The motion of the Sun around the ecliptic over the course of a year.


A Month on the Ecliptic

The rotation of the celestial sphere over the course of the month, with the Sun moving along the ecliptic the appropriate amount.


The Sun's Declination

Shows how the tilt of the Earth's axis means that the Sun is sometimes above the equator, and sometimes below the equator, ultimately leading to the Earth's Seasons.


The Phases of the Moon

The phases of the Moon over a month, looking "down" on the Earth/Moon system, and zooming in to show how it would look to somebody on the Earth.


Where Will The Moon Be Tomorrow?

An animation created to answer an in-class multiple choice question about how far the moon moves across the sky during one day.

Use of these Movies

Creative Commons License
This work is licensed under a Creative Commons License.

You are free to download and use these movies in your classroom, or for any other non-commercial purpose.
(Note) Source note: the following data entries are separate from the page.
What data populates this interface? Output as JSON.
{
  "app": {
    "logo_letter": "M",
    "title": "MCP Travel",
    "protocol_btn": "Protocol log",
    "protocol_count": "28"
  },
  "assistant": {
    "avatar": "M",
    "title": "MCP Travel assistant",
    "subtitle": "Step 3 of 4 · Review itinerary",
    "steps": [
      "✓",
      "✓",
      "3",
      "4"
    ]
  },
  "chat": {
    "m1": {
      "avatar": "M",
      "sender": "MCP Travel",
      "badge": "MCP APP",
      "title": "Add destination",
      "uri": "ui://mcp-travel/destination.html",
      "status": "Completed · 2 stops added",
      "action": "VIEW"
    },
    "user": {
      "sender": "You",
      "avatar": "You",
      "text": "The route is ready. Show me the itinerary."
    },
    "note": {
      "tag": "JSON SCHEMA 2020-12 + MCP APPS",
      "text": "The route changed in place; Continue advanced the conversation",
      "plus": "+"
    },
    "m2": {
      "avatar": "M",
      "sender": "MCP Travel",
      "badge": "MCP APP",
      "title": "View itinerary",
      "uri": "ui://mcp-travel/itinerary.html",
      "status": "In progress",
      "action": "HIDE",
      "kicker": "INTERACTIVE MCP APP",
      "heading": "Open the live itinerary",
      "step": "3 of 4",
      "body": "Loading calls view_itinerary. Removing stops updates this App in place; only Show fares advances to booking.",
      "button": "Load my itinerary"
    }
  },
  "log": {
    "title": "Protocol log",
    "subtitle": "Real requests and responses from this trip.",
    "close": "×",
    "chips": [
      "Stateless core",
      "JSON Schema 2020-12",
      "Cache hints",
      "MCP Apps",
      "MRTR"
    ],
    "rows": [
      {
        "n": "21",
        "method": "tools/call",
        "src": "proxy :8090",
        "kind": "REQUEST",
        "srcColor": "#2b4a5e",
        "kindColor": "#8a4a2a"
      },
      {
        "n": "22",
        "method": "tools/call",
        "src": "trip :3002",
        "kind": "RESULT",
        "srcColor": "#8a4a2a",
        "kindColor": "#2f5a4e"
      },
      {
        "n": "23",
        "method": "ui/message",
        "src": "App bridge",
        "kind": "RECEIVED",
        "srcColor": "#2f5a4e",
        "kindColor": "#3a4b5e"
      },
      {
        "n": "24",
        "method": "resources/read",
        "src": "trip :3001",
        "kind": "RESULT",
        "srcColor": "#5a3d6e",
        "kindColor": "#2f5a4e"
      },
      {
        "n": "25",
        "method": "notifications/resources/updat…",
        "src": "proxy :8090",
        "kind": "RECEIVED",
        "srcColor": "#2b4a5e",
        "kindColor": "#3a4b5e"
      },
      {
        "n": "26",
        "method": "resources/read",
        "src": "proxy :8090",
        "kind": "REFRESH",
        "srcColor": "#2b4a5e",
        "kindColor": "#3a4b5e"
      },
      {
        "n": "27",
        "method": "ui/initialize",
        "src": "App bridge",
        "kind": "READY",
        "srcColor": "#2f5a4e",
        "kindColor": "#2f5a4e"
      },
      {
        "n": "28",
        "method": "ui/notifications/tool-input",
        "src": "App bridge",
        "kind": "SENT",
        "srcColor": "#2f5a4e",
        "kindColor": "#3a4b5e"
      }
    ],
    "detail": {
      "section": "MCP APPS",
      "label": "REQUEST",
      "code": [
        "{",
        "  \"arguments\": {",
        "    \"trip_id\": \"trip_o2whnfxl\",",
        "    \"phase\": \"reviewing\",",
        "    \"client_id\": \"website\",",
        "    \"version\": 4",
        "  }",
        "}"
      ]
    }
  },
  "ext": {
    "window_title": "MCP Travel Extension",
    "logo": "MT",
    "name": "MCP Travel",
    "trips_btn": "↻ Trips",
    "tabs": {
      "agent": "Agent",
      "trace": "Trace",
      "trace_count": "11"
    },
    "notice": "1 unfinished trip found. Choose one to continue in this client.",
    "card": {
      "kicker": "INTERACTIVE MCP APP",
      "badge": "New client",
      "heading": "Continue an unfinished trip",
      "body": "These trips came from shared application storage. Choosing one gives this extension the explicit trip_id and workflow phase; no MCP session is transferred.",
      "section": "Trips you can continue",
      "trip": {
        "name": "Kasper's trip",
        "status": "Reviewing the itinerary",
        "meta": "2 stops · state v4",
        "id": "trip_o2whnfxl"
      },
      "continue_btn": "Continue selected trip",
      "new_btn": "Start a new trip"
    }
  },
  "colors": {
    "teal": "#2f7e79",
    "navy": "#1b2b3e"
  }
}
You may also modify them, or use them in other projects, as long as any distribution of modified version or projects that use them is done under the same terms.

The two "Moon" movies should also include in the attribution: Earth and Moon textures by Tor Øera. (

Any Celestial Sphere movie, and the "Sun's Declination" movie, should include the attribution: Earth texture by Rick Kohrs.